Students' perceptions of global health competencies in the doctor of pharmacy (PharmD) curriculum

Document Type


Publication Title

Currents in Pharmacy Teaching and Learning
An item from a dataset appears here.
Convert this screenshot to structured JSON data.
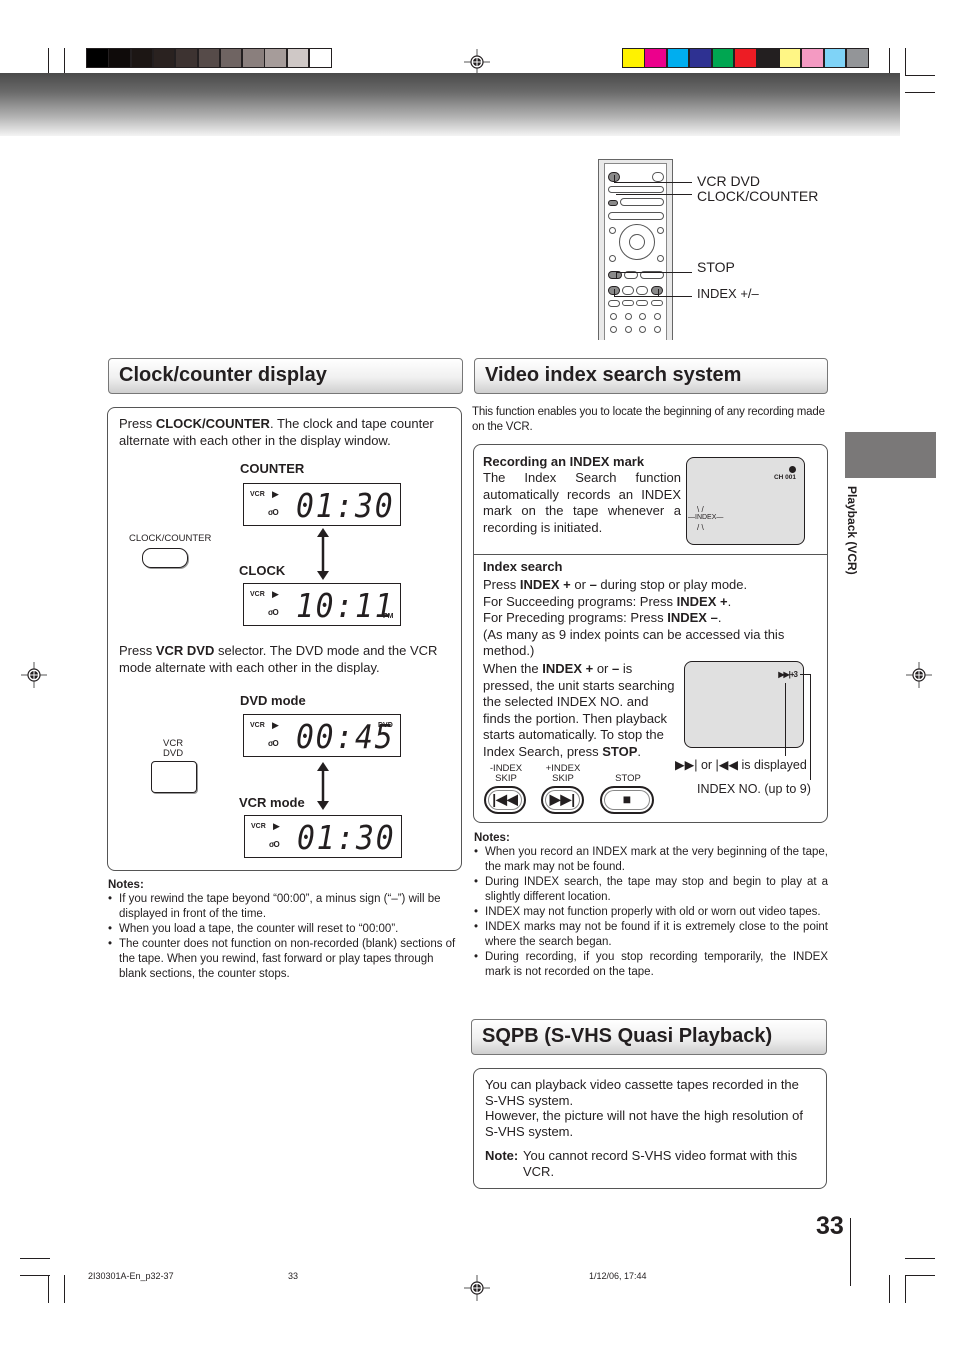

Introduction: This study sought to determine pharmacy students' self-assessment of their level of competency in specified global health statements across various schools. It also evaluated attributes associated with competency and perception of importance, as well as explored students' perspectives on how best to incorporate global health content into pharmacy education. Methods: Cross-sectional survey administered online to pharmacy students from three pharmacy schools in the United States. Results: The self-assessed competency of pharmacy students in global health topic areas was low. Current or prior exposures outside of the PharmD curriculum to the global health content presented in the survey were significant indicators of self-assessed competency scores. Within individual participating schools, demographic characteristics such as gender, age category, speaking a non-English language, and progression through the PharmD curriculum were also significantly associated with competency scores reported. Most respondents (96%) agreed that relevant global health education should be incorporated into the pharmacy curriculum. Conclusions: Pharmacy students generally perceive global health competencies to be of great importance in practice, but acknowledge their deficiencies in this area. The current burden of global health education at the schools surveyed relies on individual student experience rather than curricular support. Ensuring that future pharmacists understand their role in global health teams and are able to achieve the necessary level of competency to function in interdisciplinary initiatives will require more strategic incorporation of relevant content into the curriculum.

First Page


Last Page




Publication Date